* **Items from an interface collection**:
··········
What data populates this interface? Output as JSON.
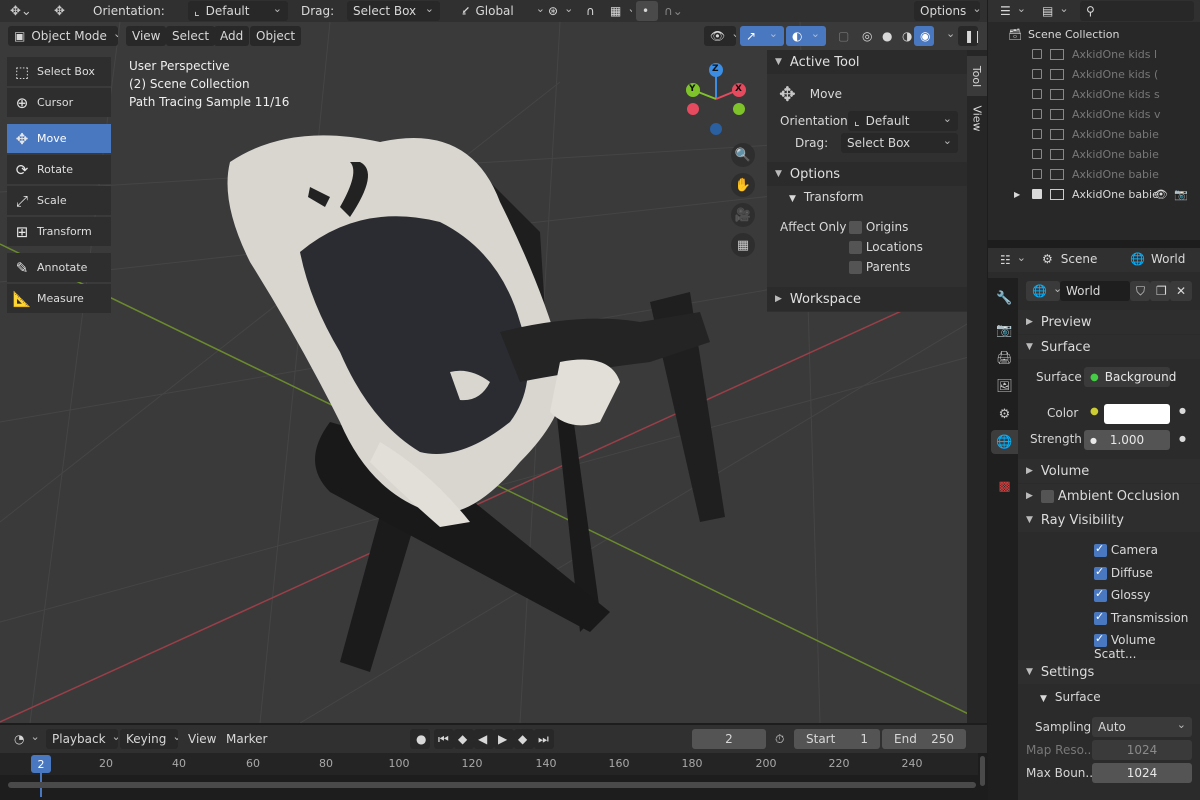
{
  "header": {
    "orientation_label": "Orientation:",
    "orientation_value": "Default",
    "drag_label": "Drag:",
    "drag_value": "Select Box",
    "transform_space": "Global",
    "options_label": "Options"
  },
  "viewport_header": {
    "mode": "Object Mode",
    "menus": [
      "View",
      "Select",
      "Add",
      "Object"
    ]
  },
  "viewport": {
    "overlay_lines": [
      "User Perspective",
      "(2) Scene Collection",
      "Path Tracing Sample 11/16"
    ],
    "gizmo_axes": [
      "Z",
      "Y",
      "X"
    ]
  },
  "toolbar": {
    "tools": [
      {
        "label": "Select Box",
        "icon": "select-box-icon"
      },
      {
        "label": "Cursor",
        "icon": "cursor-icon"
      },
      {
        "label": "Move",
        "icon": "move-icon",
        "active": true
      },
      {
        "label": "Rotate",
        "icon": "rotate-icon"
      },
      {
        "label": "Scale",
        "icon": "scale-icon"
      },
      {
        "label": "Transform",
        "icon": "transform-icon"
      },
      {
        "label": "Annotate",
        "icon": "annotate-icon"
      },
      {
        "label": "Measure",
        "icon": "measure-icon"
      }
    ]
  },
  "npanel": {
    "active_tool_title": "Active Tool",
    "tool_name": "Move",
    "orientation_label": "Orientation:",
    "orientation_value": "Default",
    "drag_label": "Drag:",
    "drag_value": "Select Box",
    "options_title": "Options",
    "transform_title": "Transform",
    "affect_only_label": "Affect Only",
    "affect_only": [
      "Origins",
      "Locations",
      "Parents"
    ],
    "workspace_title": "Workspace",
    "tabs": [
      "Tool",
      "View"
    ]
  },
  "outliner": {
    "search_placeholder": "",
    "root": "Scene Collection",
    "items": [
      {
        "label": "AxkidOne kids l",
        "checked": false
      },
      {
        "label": "AxkidOne kids (",
        "checked": false
      },
      {
        "label": "AxkidOne kids s",
        "checked": false
      },
      {
        "label": "AxkidOne kids v",
        "checked": false
      },
      {
        "label": "AxkidOne babie",
        "checked": false
      },
      {
        "label": "AxkidOne babie",
        "checked": false
      },
      {
        "label": "AxkidOne babie",
        "checked": false
      },
      {
        "label": "AxkidOne babie",
        "checked": true
      }
    ]
  },
  "properties": {
    "breadcrumb_scene": "Scene",
    "breadcrumb_world": "World",
    "datablock_name": "World",
    "sections": {
      "preview": "Preview",
      "surface": "Surface",
      "volume": "Volume",
      "ambient_occlusion": "Ambient Occlusion",
      "ray_visibility": "Ray Visibility",
      "settings": "Settings",
      "settings_surface": "Surface"
    },
    "surface_label": "Surface",
    "surface_value": "Background",
    "color_label": "Color",
    "color_value": "#ffffff",
    "strength_label": "Strength",
    "strength_value": "1.000",
    "ray_visibility": [
      "Camera",
      "Diffuse",
      "Glossy",
      "Transmission",
      "Volume Scatt..."
    ],
    "sampling_label": "Sampling",
    "sampling_value": "Auto",
    "map_res_label": "Map Reso...",
    "map_res_value": "1024",
    "max_bounces_label": "Max Boun...",
    "max_bounces_value": "1024"
  },
  "timeline": {
    "menus": [
      "Playback",
      "Keying",
      "View",
      "Marker"
    ],
    "current_frame": "2",
    "start_label": "Start",
    "start_value": "1",
    "end_label": "End",
    "end_value": "250",
    "ruler": [
      "20",
      "40",
      "60",
      "80",
      "100",
      "120",
      "140",
      "160",
      "180",
      "200",
      "220",
      "240"
    ],
    "playhead": "2"
  },
  "colors": {
    "accent": "#4a78c0",
    "axis_x": "#e54a5e",
    "axis_y": "#7fc32a",
    "axis_z": "#3b8ee3"
  }
}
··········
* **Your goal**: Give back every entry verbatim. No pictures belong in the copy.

* **Task answer**:
What data populates this interface? Output as JSON.
{
  "header": {
    "orientation_label": "Orientation:",
    "orientation_value": "Default",
    "drag_label": "Drag:",
    "drag_value": "Select Box",
    "transform_space": "Global",
    "options_label": "Options"
  },
  "viewport_header": {
    "mode": "Object Mode",
    "menus": [
      "View",
      "Select",
      "Add",
      "Object"
    ]
  },
  "viewport": {
    "overlay_lines": [
      "User Perspective",
      "(2) Scene Collection",
      "Path Tracing Sample 11/16"
    ],
    "gizmo_axes": [
      "Z",
      "Y",
      "X"
    ]
  },
  "toolbar": {
    "tools": [
      {
        "label": "Select Box",
        "icon": "select-box-icon"
      },
      {
        "label": "Cursor",
        "icon": "cursor-icon"
      },
      {
        "label": "Move",
        "icon": "move-icon",
        "active": true
      },
      {
        "label": "Rotate",
        "icon": "rotate-icon"
      },
      {
        "label": "Scale",
        "icon": "scale-icon"
      },
      {
        "label": "Transform",
        "icon": "transform-icon"
      },
      {
        "label": "Annotate",
        "icon": "annotate-icon"
      },
      {
        "label": "Measure",
        "icon": "measure-icon"
      }
    ]
  },
  "npanel": {
    "active_tool_title": "Active Tool",
    "tool_name": "Move",
    "orientation_label": "Orientation:",
    "orientation_value": "Default",
    "drag_label": "Drag:",
    "drag_value": "Select Box",
    "options_title": "Options",
    "transform_title": "Transform",
    "affect_only_label": "Affect Only",
    "affect_only": [
      "Origins",
      "Locations",
      "Parents"
    ],
    "workspace_title": "Workspace",
    "tabs": [
      "Tool",
      "View"
    ]
  },
  "outliner": {
    "search_placeholder": "",
    "root": "Scene Collection",
    "items": [
      {
        "label": "AxkidOne kids l",
        "checked": false
      },
      {
        "label": "AxkidOne kids (",
        "checked": false
      },
      {
        "label": "AxkidOne kids s",
        "checked": false
      },
      {
        "label": "AxkidOne kids v",
        "checked": false
      },
      {
        "label": "AxkidOne babie",
        "checked": false
      },
      {
        "label": "AxkidOne babie",
        "checked": false
      },
      {
        "label": "AxkidOne babie",
        "checked": false
      },
      {
        "label": "AxkidOne babie",
        "checked": true
      }
    ]
  },
  "properties": {
    "breadcrumb_scene": "Scene",
    "breadcrumb_world": "World",
    "datablock_name": "World",
    "sections": {
      "preview": "Preview",
      "surface": "Surface",
      "volume": "Volume",
      "ambient_occlusion": "Ambient Occlusion",
      "ray_visibility": "Ray Visibility",
      "settings": "Settings",
      "settings_surface": "Surface"
    },
    "surface_label": "Surface",
    "surface_value": "Background",
    "color_label": "Color",
    "color_value": "#ffffff",
    "strength_label": "Strength",
    "strength_value": "1.000",
    "ray_visibility": [
      "Camera",
      "Diffuse",
      "Glossy",
      "Transmission",
      "Volume Scatt..."
    ],
    "sampling_label": "Sampling",
    "sampling_value": "Auto",
    "map_res_label": "Map Reso...",
    "map_res_value": "1024",
    "max_bounces_label": "Max Boun...",
    "max_bounces_value": "1024"
  },
  "timeline": {
    "menus": [
      "Playback",
      "Keying",
      "View",
      "Marker"
    ],
    "current_frame": "2",
    "start_label": "Start",
    "start_value": "1",
    "end_label": "End",
    "end_value": "250",
    "ruler": [
      "20",
      "40",
      "60",
      "80",
      "100",
      "120",
      "140",
      "160",
      "180",
      "200",
      "220",
      "240"
    ],
    "playhead": "2"
  },
  "colors": {
    "accent": "#4a78c0",
    "axis_x": "#e54a5e",
    "axis_y": "#7fc32a",
    "axis_z": "#3b8ee3"
  }
}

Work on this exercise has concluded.